(Website and app data records)
◇ ◇ ◇ ◇ ◇

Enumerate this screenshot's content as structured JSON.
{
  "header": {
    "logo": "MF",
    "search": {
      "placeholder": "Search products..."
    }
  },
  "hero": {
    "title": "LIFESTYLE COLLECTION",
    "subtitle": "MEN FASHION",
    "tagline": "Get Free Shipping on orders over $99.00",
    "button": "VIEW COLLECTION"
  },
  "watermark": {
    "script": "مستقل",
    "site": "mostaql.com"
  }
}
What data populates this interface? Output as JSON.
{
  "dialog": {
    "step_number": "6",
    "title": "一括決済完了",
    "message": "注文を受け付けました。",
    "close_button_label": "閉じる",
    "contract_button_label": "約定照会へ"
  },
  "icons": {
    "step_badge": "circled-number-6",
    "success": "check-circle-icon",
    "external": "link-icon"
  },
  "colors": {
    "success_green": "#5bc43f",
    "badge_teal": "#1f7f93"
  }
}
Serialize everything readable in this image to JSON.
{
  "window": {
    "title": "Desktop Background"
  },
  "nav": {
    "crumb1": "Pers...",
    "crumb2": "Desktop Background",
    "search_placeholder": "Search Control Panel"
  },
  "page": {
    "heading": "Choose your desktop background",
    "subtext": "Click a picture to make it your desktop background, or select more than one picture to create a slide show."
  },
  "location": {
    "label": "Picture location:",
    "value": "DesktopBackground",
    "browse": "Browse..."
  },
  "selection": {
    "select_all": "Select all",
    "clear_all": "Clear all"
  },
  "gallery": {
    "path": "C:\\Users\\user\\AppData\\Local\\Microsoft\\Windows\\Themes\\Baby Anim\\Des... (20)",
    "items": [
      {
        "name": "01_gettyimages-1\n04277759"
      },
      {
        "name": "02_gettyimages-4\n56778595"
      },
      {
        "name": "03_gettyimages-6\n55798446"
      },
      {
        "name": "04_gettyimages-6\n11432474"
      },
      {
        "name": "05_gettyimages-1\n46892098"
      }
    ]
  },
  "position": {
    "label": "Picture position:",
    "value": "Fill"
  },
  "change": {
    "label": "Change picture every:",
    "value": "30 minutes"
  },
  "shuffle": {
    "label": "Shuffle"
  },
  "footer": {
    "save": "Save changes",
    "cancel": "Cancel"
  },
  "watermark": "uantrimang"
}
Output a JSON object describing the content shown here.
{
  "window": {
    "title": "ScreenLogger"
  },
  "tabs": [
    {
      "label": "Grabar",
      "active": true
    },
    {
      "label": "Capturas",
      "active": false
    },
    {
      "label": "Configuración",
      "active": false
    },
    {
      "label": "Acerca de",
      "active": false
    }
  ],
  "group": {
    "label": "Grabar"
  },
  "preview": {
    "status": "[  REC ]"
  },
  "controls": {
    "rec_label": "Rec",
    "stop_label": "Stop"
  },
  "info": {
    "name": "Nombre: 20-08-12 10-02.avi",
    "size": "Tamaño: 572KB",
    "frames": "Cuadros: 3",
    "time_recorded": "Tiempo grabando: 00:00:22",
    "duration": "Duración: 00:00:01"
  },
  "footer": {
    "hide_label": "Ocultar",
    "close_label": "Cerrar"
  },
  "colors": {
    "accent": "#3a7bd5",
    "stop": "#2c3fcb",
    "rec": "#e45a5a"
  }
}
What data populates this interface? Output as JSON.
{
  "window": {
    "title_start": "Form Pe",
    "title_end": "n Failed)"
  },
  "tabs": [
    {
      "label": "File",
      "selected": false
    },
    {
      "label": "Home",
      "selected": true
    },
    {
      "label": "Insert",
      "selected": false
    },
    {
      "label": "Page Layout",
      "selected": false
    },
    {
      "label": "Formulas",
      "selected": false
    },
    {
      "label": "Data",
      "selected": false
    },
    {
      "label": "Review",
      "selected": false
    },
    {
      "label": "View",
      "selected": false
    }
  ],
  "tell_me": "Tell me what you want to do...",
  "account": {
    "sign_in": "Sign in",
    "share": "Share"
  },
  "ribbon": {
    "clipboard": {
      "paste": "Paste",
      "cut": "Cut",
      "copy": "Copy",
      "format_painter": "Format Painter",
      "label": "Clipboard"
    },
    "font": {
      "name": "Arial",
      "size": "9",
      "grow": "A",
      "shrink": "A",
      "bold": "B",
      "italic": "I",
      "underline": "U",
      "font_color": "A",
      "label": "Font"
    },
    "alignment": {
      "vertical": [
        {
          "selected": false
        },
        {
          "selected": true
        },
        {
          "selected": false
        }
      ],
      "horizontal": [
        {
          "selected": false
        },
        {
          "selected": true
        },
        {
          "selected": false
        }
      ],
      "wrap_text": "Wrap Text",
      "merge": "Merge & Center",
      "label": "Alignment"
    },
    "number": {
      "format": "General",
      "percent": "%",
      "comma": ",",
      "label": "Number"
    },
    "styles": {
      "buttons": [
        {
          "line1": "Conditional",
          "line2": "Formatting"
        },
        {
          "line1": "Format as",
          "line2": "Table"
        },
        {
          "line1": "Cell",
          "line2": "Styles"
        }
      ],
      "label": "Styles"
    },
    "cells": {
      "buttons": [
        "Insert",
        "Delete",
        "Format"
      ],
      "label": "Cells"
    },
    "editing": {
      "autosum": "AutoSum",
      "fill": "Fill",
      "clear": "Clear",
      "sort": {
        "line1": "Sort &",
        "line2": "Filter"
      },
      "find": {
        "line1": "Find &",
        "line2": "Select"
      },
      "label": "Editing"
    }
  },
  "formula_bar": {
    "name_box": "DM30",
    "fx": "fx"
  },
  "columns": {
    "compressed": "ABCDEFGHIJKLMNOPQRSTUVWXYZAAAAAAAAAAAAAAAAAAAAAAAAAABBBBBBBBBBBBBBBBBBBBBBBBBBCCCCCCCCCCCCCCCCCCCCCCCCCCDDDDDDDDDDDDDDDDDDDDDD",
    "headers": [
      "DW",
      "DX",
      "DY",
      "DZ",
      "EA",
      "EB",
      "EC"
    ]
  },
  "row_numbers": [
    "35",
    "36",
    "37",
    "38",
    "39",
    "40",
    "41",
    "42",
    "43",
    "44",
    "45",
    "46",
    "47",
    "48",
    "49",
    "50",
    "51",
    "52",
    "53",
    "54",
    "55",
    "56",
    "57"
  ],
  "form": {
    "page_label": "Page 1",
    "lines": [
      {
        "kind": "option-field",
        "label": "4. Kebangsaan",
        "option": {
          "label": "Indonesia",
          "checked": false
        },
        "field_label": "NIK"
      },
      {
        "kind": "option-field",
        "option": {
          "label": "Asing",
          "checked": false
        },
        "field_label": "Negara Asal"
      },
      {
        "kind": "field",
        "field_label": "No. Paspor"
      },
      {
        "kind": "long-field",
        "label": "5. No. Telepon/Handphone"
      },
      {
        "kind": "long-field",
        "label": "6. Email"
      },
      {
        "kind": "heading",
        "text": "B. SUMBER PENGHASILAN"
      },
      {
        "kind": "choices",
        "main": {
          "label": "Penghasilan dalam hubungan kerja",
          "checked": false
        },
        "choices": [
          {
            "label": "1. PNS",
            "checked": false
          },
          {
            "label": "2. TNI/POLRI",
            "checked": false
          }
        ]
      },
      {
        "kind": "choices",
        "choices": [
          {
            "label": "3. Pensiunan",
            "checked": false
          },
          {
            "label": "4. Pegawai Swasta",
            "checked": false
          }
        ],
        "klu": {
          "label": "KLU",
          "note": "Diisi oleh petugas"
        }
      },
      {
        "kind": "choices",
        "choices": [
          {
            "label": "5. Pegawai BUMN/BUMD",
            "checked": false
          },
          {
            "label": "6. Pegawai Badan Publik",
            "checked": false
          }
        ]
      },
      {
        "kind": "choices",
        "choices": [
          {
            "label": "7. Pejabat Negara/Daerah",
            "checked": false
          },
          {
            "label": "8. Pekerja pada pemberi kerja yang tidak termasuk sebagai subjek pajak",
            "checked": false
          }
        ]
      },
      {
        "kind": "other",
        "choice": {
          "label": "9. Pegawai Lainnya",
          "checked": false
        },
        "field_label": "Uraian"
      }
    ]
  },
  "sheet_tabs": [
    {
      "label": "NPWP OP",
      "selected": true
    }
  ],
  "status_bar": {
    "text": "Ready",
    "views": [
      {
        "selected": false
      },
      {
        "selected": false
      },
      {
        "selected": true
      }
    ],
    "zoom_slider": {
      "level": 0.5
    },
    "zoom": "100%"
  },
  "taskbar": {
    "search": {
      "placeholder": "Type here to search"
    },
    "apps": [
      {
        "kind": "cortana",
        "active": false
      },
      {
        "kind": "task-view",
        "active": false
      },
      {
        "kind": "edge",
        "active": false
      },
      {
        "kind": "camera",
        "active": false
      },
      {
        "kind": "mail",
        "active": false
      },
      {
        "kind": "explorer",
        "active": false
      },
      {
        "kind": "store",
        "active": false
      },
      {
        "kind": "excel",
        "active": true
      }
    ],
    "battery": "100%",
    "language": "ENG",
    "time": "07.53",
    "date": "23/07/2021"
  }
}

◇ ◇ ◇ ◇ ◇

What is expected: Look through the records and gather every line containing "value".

Answer to this problem:
    "value": "DesktopBackground",
    "value": "Fill"
    "value": "30 minutes"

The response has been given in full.